*Goal of the exercise*
Extract each line of the material that follows exactly and omit its pictures.
☆ ☆ ☆ ☆ ☆
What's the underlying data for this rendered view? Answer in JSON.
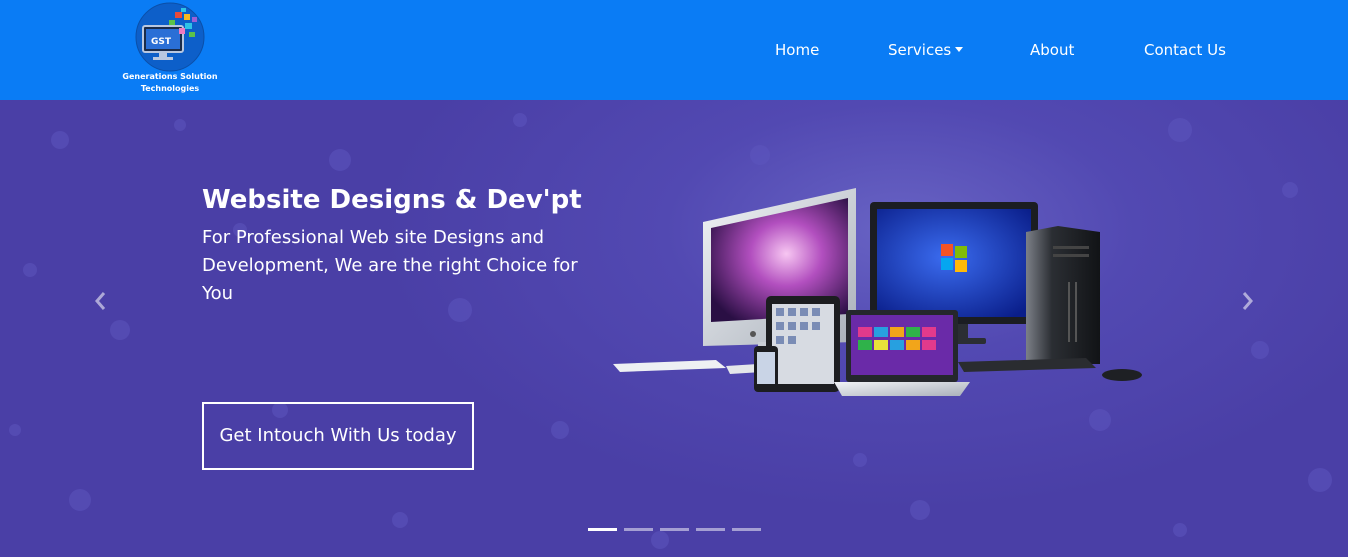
{
  "brand": {
    "logo_text": "GST",
    "name_line1": "Generations Solution",
    "name_line2": "Technologies",
    "icon": "computer-monitor-logo-icon"
  },
  "nav": {
    "items": [
      {
        "label": "Home"
      },
      {
        "label": "Services",
        "has_dropdown": true
      },
      {
        "label": "About"
      },
      {
        "label": "Contact Us"
      }
    ]
  },
  "carousel": {
    "slide": {
      "title": "Website Designs & Dev'pt",
      "text": "For Professional Web site Designs and Development, We are the right Choice for You",
      "cta_label": "Get Intouch With Us today"
    },
    "prev_icon": "chevron-left-icon",
    "next_icon": "chevron-right-icon",
    "indicator_count": 5,
    "active_index": 0
  },
  "colors": {
    "navbar": "#0a7cf5",
    "hero_background": "#4a3fa6",
    "text": "#ffffff"
  }
}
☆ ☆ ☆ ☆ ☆
*Exercise solution*
What's the underlying data for this rendered view? Answer in JSON.
{
  "brand": {
    "logo_text": "GST",
    "name_line1": "Generations Solution",
    "name_line2": "Technologies",
    "icon": "computer-monitor-logo-icon"
  },
  "nav": {
    "items": [
      {
        "label": "Home"
      },
      {
        "label": "Services",
        "has_dropdown": true
      },
      {
        "label": "About"
      },
      {
        "label": "Contact Us"
      }
    ]
  },
  "carousel": {
    "slide": {
      "title": "Website Designs & Dev'pt",
      "text": "For Professional Web site Designs and Development, We are the right Choice for You",
      "cta_label": "Get Intouch With Us today"
    },
    "prev_icon": "chevron-left-icon",
    "next_icon": "chevron-right-icon",
    "indicator_count": 5,
    "active_index": 0
  },
  "colors": {
    "navbar": "#0a7cf5",
    "hero_background": "#4a3fa6",
    "text": "#ffffff"
  }
}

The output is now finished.